Directions for this task: Pull every line that includes the word "true" from the data.

-=-=-

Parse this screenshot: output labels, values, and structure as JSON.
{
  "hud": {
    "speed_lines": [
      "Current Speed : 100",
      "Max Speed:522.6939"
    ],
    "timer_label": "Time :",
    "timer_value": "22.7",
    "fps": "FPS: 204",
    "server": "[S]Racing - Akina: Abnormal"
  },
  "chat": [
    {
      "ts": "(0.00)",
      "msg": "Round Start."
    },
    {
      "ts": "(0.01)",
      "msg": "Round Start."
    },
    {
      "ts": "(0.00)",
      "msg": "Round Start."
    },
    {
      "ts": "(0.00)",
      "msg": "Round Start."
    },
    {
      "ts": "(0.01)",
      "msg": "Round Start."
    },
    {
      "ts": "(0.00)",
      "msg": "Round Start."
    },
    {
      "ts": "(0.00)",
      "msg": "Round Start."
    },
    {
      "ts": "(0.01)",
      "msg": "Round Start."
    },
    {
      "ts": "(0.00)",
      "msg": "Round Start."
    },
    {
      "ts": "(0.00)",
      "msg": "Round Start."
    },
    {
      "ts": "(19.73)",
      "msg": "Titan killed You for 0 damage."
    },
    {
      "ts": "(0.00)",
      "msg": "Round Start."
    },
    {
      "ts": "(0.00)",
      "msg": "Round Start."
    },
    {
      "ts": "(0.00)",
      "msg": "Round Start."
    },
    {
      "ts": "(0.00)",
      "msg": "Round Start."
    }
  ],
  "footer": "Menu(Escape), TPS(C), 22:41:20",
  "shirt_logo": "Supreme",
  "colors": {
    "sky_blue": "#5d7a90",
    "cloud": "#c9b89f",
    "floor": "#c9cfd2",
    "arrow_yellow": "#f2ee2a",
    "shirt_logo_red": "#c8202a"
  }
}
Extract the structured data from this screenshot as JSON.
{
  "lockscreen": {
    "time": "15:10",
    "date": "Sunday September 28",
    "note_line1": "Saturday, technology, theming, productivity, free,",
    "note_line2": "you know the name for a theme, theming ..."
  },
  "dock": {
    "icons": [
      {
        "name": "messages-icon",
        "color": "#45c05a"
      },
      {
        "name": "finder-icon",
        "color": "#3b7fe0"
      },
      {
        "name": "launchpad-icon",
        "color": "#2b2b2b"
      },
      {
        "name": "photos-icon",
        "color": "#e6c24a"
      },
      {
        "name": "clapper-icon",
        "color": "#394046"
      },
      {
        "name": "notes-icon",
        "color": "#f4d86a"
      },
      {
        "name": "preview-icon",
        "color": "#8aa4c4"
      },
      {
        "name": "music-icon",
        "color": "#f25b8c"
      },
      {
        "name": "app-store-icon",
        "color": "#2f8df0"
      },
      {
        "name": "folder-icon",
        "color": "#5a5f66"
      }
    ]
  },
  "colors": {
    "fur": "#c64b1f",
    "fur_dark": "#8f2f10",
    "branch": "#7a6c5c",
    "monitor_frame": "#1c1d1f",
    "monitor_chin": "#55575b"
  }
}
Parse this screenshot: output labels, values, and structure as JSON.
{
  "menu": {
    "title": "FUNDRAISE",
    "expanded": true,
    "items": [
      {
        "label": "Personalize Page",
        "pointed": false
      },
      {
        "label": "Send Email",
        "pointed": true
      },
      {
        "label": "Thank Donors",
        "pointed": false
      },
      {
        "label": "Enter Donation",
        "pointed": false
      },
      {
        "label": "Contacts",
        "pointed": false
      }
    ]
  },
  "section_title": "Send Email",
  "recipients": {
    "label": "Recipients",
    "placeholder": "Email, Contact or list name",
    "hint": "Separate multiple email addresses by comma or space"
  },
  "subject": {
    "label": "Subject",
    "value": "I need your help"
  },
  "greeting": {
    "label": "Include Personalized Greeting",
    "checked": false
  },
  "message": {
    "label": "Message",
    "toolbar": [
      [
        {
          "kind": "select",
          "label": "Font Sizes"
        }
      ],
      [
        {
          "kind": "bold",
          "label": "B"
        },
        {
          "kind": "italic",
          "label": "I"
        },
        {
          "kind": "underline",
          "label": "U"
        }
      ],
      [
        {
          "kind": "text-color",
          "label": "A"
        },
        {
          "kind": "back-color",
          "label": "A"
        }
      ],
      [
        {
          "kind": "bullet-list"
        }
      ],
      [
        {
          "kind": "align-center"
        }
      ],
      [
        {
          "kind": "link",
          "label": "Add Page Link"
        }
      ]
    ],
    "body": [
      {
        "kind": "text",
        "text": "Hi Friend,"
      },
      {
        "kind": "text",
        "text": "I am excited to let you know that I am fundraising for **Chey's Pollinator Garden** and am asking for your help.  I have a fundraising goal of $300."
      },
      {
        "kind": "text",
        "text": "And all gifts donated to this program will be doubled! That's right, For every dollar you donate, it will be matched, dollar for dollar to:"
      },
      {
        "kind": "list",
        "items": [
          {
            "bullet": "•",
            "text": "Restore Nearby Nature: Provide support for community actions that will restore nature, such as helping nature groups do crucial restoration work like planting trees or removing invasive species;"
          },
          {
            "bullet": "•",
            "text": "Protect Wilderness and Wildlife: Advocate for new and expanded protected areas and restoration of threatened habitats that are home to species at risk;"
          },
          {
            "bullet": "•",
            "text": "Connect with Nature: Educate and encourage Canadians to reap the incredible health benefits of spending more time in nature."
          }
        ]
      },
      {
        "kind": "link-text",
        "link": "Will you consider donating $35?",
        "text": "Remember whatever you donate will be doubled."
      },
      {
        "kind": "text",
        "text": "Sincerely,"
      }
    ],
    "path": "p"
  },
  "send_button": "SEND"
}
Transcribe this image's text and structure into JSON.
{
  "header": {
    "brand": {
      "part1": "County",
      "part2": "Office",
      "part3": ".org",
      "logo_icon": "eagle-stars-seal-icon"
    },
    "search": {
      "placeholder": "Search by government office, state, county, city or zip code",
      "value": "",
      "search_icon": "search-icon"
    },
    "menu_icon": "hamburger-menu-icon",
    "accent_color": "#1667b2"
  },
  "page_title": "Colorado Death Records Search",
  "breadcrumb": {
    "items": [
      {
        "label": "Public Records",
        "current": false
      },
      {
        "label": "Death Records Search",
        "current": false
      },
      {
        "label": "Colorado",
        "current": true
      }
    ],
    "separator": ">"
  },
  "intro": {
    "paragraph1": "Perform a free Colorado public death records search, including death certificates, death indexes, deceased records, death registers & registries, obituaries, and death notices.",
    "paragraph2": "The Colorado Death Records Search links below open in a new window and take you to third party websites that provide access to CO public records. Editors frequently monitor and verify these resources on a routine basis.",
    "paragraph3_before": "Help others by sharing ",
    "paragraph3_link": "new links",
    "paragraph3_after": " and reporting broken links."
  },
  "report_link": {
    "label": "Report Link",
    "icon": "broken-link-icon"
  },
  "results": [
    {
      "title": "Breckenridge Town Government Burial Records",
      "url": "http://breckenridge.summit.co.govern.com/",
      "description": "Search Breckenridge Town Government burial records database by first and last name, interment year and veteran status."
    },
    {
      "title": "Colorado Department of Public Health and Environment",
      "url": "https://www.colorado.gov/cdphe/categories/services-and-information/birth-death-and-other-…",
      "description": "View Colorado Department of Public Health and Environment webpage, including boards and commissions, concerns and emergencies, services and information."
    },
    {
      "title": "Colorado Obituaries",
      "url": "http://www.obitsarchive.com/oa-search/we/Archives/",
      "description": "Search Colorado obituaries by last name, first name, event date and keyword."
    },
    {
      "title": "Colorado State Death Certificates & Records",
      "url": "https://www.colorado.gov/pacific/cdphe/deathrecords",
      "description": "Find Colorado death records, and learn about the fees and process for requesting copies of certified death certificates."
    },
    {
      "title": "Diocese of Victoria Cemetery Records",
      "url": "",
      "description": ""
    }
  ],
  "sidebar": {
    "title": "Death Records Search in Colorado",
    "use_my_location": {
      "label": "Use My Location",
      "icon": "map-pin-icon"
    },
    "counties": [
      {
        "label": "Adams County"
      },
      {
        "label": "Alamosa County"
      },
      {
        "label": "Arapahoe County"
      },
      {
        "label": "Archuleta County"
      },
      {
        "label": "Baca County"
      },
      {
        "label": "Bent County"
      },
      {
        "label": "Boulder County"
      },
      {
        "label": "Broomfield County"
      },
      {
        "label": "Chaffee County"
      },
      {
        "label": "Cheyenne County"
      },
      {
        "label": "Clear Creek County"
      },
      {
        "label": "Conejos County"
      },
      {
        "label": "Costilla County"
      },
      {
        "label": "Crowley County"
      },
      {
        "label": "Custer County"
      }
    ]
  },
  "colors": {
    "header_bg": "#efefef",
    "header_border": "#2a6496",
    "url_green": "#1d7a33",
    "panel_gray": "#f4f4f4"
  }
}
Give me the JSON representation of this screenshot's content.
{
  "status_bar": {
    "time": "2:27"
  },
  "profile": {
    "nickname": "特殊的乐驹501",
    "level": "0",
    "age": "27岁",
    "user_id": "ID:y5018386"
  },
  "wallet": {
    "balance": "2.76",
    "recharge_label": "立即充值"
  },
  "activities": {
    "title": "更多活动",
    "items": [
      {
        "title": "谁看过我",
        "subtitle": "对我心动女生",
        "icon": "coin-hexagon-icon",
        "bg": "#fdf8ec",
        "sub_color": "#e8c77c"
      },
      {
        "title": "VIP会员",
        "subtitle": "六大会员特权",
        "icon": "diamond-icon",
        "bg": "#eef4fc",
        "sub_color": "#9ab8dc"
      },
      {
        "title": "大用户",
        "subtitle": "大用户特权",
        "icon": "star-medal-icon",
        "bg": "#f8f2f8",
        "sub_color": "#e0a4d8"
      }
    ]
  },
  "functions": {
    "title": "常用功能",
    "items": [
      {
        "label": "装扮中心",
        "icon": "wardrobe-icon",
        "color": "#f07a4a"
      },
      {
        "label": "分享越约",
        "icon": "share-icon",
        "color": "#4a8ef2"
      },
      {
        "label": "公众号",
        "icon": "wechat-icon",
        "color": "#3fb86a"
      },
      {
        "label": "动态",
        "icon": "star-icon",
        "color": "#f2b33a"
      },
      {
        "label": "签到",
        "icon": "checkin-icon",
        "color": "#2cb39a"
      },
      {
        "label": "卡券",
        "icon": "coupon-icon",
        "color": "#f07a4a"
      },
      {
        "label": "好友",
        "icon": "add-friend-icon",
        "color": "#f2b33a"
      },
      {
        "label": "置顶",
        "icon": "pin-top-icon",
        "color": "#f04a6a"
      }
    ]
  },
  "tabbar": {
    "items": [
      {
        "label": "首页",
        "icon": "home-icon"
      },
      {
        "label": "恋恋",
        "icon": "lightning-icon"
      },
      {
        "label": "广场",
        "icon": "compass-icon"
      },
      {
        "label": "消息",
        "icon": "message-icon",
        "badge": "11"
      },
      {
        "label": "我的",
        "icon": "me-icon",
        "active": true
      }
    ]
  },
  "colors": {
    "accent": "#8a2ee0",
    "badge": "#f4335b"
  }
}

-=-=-

Reply to the exercise:
    "expanded": true,
        "pointed": true
        "current": true
        "active": true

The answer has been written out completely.